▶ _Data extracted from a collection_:
==============================

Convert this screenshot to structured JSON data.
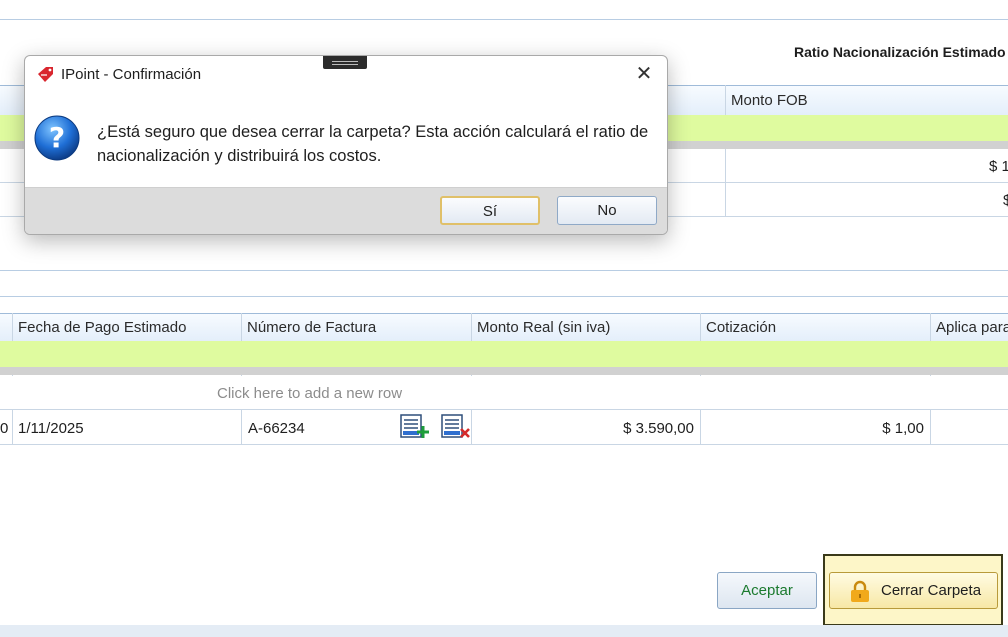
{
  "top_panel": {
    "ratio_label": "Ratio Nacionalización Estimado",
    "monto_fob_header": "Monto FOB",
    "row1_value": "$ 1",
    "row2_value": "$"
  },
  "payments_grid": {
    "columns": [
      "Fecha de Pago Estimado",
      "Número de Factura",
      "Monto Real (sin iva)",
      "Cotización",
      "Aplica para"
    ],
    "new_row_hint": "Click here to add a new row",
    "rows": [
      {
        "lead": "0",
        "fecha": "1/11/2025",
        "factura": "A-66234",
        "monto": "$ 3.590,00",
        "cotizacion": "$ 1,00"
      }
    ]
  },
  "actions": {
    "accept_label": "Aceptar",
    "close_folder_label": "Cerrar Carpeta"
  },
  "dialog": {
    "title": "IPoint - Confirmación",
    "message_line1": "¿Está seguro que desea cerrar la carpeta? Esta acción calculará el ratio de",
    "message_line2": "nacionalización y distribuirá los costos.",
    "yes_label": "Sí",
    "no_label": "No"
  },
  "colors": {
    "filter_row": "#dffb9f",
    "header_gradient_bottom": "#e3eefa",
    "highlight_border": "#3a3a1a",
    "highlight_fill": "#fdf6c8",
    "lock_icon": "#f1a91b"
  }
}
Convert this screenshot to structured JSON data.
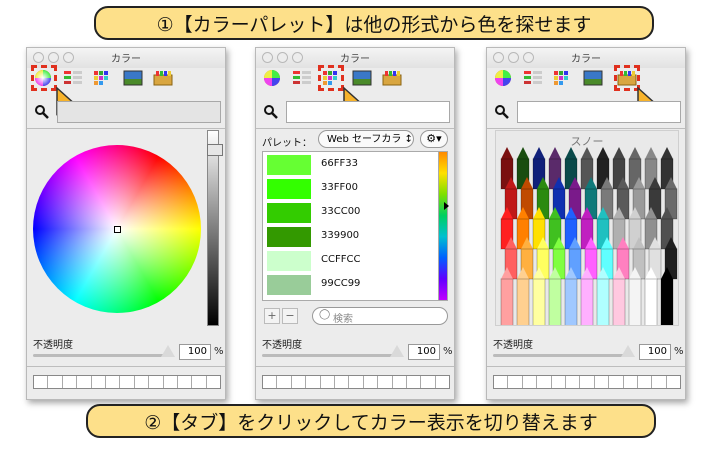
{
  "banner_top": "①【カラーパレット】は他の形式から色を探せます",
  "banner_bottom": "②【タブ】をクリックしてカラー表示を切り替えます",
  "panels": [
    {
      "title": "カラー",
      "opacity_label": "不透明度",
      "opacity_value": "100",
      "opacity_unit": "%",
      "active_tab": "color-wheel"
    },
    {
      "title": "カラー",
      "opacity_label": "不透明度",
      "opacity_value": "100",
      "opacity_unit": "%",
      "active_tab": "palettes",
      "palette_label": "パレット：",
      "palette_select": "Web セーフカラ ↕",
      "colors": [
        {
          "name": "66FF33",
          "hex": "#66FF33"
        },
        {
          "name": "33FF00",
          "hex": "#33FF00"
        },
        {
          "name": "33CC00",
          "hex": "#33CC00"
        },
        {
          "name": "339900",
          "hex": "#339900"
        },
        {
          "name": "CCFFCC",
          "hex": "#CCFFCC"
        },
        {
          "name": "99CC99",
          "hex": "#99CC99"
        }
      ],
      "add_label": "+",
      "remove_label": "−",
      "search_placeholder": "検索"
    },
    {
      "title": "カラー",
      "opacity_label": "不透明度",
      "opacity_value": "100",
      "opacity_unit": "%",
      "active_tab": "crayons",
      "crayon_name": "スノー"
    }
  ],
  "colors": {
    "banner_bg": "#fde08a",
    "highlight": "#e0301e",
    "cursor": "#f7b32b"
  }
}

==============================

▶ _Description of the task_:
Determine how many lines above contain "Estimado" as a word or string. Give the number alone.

▶ _Task output_:
2